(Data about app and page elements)
++++++++++++++++++++
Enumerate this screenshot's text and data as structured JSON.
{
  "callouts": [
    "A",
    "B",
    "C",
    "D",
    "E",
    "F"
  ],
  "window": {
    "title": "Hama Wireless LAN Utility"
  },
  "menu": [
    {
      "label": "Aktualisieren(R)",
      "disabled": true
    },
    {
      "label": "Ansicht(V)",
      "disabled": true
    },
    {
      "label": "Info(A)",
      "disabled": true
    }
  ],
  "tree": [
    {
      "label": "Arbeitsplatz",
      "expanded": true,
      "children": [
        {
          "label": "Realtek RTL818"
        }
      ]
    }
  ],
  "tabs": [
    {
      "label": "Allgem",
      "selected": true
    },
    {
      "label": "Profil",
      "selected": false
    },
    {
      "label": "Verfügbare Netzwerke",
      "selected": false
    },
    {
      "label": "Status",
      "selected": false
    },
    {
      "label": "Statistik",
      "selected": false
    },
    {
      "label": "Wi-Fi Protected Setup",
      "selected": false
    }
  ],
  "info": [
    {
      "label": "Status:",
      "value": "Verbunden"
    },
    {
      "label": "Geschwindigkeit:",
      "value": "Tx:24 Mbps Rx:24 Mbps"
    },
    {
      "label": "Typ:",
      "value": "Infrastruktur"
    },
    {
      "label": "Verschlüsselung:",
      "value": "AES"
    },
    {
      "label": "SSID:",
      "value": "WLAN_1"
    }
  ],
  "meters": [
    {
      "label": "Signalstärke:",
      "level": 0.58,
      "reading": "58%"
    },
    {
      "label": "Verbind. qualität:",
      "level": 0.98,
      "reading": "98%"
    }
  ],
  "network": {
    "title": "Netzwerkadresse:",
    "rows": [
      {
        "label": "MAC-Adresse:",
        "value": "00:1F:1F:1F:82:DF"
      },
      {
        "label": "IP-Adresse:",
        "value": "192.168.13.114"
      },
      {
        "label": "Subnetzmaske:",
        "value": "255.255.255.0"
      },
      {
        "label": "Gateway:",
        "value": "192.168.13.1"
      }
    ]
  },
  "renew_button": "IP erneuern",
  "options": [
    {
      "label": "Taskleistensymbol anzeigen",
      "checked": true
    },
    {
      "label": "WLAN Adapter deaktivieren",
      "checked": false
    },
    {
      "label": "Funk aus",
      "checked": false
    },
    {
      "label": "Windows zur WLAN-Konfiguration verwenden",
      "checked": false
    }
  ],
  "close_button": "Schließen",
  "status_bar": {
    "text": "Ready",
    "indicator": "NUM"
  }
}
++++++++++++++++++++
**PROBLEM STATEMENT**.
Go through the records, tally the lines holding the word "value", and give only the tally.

**SOLUTION FOR THIS EXERCISE**.
9